DIRECTIONS ->
Each line of the data should be repeated precisely.

*** LISTED ENTRIES ***

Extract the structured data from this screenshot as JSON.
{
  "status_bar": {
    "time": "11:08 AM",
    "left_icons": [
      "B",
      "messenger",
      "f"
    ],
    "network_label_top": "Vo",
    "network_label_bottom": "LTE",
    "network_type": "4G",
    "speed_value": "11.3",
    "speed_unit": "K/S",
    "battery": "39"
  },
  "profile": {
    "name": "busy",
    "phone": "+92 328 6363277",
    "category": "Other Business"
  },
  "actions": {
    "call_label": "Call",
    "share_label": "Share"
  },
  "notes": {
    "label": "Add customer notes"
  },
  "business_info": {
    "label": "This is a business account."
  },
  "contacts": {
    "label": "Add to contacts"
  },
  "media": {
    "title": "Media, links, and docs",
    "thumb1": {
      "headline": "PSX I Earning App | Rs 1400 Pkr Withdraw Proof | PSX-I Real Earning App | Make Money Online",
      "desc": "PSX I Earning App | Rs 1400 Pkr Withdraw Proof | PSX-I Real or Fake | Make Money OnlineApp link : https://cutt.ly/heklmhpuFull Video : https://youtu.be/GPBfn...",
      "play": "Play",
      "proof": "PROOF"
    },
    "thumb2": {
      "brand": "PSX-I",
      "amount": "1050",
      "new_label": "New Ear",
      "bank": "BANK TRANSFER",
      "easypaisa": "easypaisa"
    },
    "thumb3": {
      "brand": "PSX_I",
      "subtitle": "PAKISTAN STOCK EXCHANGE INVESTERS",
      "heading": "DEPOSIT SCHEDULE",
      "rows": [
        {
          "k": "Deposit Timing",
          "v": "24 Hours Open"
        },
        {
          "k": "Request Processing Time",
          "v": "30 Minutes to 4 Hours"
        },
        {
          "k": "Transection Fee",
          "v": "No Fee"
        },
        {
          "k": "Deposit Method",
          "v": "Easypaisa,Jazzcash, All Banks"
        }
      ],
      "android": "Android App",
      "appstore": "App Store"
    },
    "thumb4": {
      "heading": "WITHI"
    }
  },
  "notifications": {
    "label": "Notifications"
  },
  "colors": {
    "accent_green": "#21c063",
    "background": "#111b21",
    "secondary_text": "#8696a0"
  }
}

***

RESPONSE AREA ->
Extract the structured data from this screenshot as JSON.
{
  "status_bar": {
    "time": "11:08 AM",
    "left_icons": [
      "B",
      "messenger",
      "f"
    ],
    "network_label_top": "Vo",
    "network_label_bottom": "LTE",
    "network_type": "4G",
    "speed_value": "11.3",
    "speed_unit": "K/S",
    "battery": "39"
  },
  "profile": {
    "name": "busy",
    "phone": "+92 328 6363277",
    "category": "Other Business"
  },
  "actions": {
    "call_label": "Call",
    "share_label": "Share"
  },
  "notes": {
    "label": "Add customer notes"
  },
  "business_info": {
    "label": "This is a business account."
  },
  "contacts": {
    "label": "Add to contacts"
  },
  "media": {
    "title": "Media, links, and docs",
    "thumb1": {
      "headline": "PSX I Earning App | Rs 1400 Pkr Withdraw Proof | PSX-I Real Earning App | Make Money Online",
      "desc": "PSX I Earning App | Rs 1400 Pkr Withdraw Proof | PSX-I Real or Fake | Make Money OnlineApp link : https://cutt.ly/heklmhpuFull Video : https://youtu.be/GPBfn...",
      "play": "Play",
      "proof": "PROOF"
    },
    "thumb2": {
      "brand": "PSX-I",
      "amount": "1050",
      "new_label": "New Ear",
      "bank": "BANK TRANSFER",
      "easypaisa": "easypaisa"
    },
    "thumb3": {
      "brand": "PSX_I",
      "subtitle": "PAKISTAN STOCK EXCHANGE INVESTERS",
      "heading": "DEPOSIT SCHEDULE",
      "rows": [
        {
          "k": "Deposit Timing",
          "v": "24 Hours Open"
        },
        {
          "k": "Request Processing Time",
          "v": "30 Minutes to 4 Hours"
        },
        {
          "k": "Transection Fee",
          "v": "No Fee"
        },
        {
          "k": "Deposit Method",
          "v": "Easypaisa,Jazzcash, All Banks"
        }
      ],
      "android": "Android App",
      "appstore": "App Store"
    },
    "thumb4": {
      "heading": "WITHI"
    }
  },
  "notifications": {
    "label": "Notifications"
  },
  "colors": {
    "accent_green": "#21c063",
    "background": "#111b21",
    "secondary_text": "#8696a0"
  }
}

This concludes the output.